### Records

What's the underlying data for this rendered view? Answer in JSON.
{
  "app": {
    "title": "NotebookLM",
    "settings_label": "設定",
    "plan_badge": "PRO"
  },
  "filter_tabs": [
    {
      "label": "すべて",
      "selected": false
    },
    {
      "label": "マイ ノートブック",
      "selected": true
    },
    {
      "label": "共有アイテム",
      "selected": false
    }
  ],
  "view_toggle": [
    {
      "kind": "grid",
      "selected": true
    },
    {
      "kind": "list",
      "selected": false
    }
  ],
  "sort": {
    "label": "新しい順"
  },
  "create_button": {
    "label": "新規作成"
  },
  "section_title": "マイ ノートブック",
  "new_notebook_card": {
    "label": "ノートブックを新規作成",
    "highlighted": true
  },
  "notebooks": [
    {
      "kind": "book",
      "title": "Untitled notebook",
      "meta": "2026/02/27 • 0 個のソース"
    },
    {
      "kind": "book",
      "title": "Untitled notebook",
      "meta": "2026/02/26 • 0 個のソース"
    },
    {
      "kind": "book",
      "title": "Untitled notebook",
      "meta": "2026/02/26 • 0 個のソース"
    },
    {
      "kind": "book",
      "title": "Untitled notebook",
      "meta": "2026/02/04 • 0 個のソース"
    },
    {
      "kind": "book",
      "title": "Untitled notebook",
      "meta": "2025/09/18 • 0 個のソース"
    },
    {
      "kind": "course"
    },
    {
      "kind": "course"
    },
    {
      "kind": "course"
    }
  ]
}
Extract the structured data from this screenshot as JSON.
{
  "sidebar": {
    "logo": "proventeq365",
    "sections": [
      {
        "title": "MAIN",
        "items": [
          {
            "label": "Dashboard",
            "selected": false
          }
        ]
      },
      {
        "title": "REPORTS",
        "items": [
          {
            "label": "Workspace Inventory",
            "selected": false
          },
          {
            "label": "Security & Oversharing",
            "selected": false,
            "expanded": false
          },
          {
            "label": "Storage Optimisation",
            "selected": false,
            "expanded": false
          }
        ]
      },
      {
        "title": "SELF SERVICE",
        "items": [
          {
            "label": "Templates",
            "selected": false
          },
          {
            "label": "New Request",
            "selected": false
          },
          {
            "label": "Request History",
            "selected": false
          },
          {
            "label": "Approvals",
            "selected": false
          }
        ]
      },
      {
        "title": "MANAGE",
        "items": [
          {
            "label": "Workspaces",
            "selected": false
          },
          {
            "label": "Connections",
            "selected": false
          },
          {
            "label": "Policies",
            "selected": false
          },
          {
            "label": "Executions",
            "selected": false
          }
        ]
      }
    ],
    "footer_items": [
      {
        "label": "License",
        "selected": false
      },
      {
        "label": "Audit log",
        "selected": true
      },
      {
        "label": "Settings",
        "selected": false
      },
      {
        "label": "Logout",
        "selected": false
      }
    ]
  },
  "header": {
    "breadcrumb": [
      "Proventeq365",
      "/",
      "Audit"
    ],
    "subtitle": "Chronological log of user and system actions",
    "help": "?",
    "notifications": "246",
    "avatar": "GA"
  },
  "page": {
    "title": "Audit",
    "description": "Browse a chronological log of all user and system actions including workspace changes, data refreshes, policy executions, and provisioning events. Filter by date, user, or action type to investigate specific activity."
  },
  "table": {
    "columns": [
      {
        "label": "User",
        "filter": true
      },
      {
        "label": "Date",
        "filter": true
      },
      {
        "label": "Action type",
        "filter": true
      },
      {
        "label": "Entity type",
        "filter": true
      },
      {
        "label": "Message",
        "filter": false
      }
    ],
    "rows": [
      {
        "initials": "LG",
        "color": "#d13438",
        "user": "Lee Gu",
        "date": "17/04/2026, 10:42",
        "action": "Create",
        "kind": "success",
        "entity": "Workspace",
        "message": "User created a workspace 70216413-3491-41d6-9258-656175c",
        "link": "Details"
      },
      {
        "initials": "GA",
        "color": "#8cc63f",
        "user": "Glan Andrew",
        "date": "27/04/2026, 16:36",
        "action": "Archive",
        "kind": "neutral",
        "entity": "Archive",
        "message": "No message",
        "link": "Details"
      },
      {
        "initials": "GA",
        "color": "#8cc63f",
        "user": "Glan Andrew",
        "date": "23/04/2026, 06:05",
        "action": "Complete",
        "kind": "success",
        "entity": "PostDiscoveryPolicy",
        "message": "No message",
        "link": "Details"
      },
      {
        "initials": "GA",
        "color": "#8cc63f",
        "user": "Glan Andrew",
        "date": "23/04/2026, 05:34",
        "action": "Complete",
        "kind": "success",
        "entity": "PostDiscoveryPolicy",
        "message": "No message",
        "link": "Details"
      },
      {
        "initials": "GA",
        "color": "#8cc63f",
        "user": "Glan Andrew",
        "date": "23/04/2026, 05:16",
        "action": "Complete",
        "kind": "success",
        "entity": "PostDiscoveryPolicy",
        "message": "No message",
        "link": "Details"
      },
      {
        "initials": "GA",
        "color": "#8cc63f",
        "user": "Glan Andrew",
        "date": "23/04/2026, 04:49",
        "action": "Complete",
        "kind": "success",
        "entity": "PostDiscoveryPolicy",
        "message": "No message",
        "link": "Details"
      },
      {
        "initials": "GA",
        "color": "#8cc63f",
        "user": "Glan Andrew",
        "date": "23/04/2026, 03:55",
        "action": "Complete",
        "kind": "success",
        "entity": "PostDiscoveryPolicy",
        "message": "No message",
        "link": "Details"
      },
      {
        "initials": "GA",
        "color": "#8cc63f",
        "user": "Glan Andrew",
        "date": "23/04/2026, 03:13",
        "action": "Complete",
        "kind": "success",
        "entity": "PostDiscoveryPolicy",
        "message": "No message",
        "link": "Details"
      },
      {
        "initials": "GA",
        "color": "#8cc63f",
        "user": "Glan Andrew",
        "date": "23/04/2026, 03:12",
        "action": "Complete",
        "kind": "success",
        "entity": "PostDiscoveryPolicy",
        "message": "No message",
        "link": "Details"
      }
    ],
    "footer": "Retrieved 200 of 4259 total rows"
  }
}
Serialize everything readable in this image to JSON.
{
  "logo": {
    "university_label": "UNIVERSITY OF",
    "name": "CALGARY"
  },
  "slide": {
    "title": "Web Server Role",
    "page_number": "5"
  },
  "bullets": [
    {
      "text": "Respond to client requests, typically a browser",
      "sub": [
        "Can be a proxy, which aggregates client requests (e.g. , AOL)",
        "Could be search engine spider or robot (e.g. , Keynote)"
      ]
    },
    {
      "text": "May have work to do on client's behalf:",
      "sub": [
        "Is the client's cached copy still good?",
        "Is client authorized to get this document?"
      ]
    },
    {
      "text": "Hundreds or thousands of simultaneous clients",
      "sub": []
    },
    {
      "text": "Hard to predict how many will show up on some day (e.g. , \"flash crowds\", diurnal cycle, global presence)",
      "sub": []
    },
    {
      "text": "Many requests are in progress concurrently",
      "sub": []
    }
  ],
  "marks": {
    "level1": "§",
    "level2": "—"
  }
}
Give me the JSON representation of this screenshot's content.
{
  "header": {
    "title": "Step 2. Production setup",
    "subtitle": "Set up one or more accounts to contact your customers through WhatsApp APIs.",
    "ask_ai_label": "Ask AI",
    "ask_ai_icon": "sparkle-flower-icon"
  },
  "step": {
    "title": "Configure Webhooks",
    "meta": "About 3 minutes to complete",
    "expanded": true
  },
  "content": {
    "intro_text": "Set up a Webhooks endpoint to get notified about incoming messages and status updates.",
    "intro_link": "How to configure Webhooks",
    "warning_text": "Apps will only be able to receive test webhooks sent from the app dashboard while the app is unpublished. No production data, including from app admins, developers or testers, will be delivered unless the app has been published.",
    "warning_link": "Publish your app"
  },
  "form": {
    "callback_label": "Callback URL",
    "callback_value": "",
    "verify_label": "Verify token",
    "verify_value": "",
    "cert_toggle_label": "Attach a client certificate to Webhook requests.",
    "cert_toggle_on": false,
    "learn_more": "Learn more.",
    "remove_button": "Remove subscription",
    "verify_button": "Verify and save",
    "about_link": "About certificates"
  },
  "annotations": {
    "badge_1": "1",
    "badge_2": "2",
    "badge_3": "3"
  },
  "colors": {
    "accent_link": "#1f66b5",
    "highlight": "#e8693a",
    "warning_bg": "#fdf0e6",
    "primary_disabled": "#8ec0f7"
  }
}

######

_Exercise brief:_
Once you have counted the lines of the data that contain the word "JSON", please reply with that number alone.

_Task response:_
4